It smells like a dunnage warehouse when you first walk in, and as your eyes grow accustomed to the gloom you realise you are in an incredible vaulted ceiling room; quite unlike anything else in the whisky world.

This was once the weaving shed, built with a cast iron “Cupola” roof covered with earth for insulation, and has proved very effective and efficient for maturing whisky. Standing there with your eyes closed you can imagine the deafening roar of the 1,000 looms that were in here before. Deanston's history is ever present in a very tangible sense.

Deanston hydro scheme

  • There has been power generation at Deanston using water since the late 18th century.

  • Water wheels were originally employed to convert the power but were replaced by turbines in the early 1900s. The machines currently in use date back to the 1920s; in the last few years, they have been totally refurbished and continue to provide power for the distillery and the electricity network.

  • A gravity stone weir diverts the required water from the River Teith into a lade. This lade transfers the water to the two turbines before being returned to the river just below the distillery. The mean flow in the River Teith is approximately 26m3/s and the turbines use a maximum of 6m3/s at full power. The head, (fall), across the machines is 10m; they have a combined installed capacity of 400kW.

Fish movement is provided for by the installation of a large fish ladder at the weir. Screens are in place to prevent adult fish and juvenile smolts entering the installation.

The average annual energy yield is about 2,000MWhrs, with a potential load factor of about 60 per cent.

The distillery uses a monthly average of between 45,000 and 50,000kWhrs resulting in a net export into the local distribution electricity system of about 1,500MWhrs, (on an average daily consumption basis, the overall yield of the scheme provides power for about 400 homes).

Tasting notes


12 Years Old
Nose: Candy floss, rum and raisin fudge, vanilla cream. A cut grass and herbal edge. Cooked apples and buttered popcorn.
Palate: Soft and gentle with a lovely sweet edge. Bags of creamy oak. A little wood spice as well, cinnamon and cumin.
Finish: White chocolate and sugared almonds.


Virgin Oak
Nose: Dunnage warehouses, a little musty, cedar boxes, then a citrus zip cuts through and the whole thing freshens up. Oak sap in abundance. Spring like with a lot of depth, orange marmalade and demerara sugar.
Palate: Sugar candy hits initially then a pastry note, croissants and butter. A tropical fruit edge, mango, passion fruits.
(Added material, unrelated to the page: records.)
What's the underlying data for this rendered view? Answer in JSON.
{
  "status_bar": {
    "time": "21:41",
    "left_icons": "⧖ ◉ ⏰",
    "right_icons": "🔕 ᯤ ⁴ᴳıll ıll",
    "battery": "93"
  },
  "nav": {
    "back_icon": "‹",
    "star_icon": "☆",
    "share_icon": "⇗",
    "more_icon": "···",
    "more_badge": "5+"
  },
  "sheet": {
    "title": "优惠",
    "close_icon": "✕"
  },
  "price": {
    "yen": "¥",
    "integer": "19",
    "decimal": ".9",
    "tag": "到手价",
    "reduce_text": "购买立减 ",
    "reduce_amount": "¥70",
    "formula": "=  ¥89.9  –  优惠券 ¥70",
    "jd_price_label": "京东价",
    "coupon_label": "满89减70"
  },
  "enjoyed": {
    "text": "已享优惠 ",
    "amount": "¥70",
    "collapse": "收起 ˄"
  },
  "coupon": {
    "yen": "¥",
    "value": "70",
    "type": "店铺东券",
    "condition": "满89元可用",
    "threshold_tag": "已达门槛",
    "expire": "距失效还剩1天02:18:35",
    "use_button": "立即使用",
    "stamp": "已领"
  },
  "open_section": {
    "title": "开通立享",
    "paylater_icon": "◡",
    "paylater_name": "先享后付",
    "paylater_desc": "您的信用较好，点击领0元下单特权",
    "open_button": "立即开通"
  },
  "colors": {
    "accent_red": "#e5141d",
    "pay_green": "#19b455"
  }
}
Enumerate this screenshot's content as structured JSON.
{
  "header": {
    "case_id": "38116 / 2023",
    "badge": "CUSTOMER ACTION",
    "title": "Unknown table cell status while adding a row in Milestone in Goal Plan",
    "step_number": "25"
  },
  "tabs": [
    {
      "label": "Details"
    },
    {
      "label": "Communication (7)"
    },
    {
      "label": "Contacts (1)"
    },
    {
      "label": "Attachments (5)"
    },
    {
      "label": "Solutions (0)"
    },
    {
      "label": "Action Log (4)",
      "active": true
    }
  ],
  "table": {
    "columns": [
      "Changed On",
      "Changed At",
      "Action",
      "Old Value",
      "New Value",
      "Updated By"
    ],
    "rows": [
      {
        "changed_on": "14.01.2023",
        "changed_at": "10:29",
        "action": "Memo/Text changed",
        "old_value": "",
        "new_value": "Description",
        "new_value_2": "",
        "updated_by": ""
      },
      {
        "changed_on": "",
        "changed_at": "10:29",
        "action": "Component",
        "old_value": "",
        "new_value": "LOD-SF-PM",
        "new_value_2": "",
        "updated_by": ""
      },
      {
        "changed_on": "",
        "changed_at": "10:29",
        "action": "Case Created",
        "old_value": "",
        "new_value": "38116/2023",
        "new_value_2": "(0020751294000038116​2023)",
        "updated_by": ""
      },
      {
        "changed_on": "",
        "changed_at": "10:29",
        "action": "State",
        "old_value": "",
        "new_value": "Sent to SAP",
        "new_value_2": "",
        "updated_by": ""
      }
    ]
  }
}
A little menthol at the end.
Finish: Herbal and a little earthy.


Toasted Oak
Nose: Deep rich, dense and lush. Caramelised sugar and almonds, honey roast peanuts, figs in syrup. A citrus zip then an almost coal dust note, charcoal and lightly smoked meat.
Palate: Waves of spices, cumin, cinnamon, nutmeg and a touch of creme patisserie. Baked lemon pie. Great complexity and good balance between the oak, spices and distillery character.
Finish: Spiced apple and warm rye bread.


Spanish Oak
Nose: Leafy, mulchy, woodlands in Autumn, damp oak and cigar boxes. Then spiced pears, oiled leather, Barbour jackets with a lush treacle sweetness.
Palate: Apple and cinnamon pastries, creamy oak that gives way to candied orange peel and spices. Plum pudding, sherry soaked raisins and
dark honey.
Finish: Warm and spicy.